■ WHAT YOU ARE ASKED TO DO ■
What you return should match the records below exactly.
━━━ DATA RECORDS ━━━
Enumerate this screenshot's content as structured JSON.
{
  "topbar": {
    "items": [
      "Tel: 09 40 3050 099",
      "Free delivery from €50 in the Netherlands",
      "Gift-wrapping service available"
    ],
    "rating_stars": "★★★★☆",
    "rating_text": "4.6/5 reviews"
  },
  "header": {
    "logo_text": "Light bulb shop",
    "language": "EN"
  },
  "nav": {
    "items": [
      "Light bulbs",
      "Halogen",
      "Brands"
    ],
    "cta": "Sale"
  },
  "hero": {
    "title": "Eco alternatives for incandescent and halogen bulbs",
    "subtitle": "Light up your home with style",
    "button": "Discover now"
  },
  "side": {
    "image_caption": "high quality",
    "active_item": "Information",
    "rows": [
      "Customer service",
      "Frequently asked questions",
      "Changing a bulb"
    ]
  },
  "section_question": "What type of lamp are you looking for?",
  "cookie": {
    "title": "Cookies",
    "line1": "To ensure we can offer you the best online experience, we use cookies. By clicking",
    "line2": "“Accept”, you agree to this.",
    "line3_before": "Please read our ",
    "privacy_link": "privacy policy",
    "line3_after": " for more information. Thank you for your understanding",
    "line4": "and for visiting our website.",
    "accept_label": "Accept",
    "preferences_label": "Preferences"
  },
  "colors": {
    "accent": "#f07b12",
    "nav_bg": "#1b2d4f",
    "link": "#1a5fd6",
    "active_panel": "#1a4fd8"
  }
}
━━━
■ RESPONSE FOR THIS EXERCISE ■
Enumerate this screenshot's content as structured JSON.
{
  "topbar": {
    "items": [
      "Tel: 09 40 3050 099",
      "Free delivery from €50 in the Netherlands",
      "Gift-wrapping service available"
    ],
    "rating_stars": "★★★★☆",
    "rating_text": "4.6/5 reviews"
  },
  "header": {
    "logo_text": "Light bulb shop",
    "language": "EN"
  },
  "nav": {
    "items": [
      "Light bulbs",
      "Halogen",
      "Brands"
    ],
    "cta": "Sale"
  },
  "hero": {
    "title": "Eco alternatives for incandescent and halogen bulbs",
    "subtitle": "Light up your home with style",
    "button": "Discover now"
  },
  "side": {
    "image_caption": "high quality",
    "active_item": "Information",
    "rows": [
      "Customer service",
      "Frequently asked questions",
      "Changing a bulb"
    ]
  },
  "section_question": "What type of lamp are you looking for?",
  "cookie": {
    "title": "Cookies",
    "line1": "To ensure we can offer you the best online experience, we use cookies. By clicking",
    "line2": "“Accept”, you agree to this.",
    "line3_before": "Please read our ",
    "privacy_link": "privacy policy",
    "line3_after": " for more information. Thank you for your understanding",
    "line4": "and for visiting our website.",
    "accept_label": "Accept",
    "preferences_label": "Preferences"
  },
  "colors": {
    "accent": "#f07b12",
    "nav_bg": "#1b2d4f",
    "link": "#1a5fd6",
    "active_panel": "#1a4fd8"
  }
}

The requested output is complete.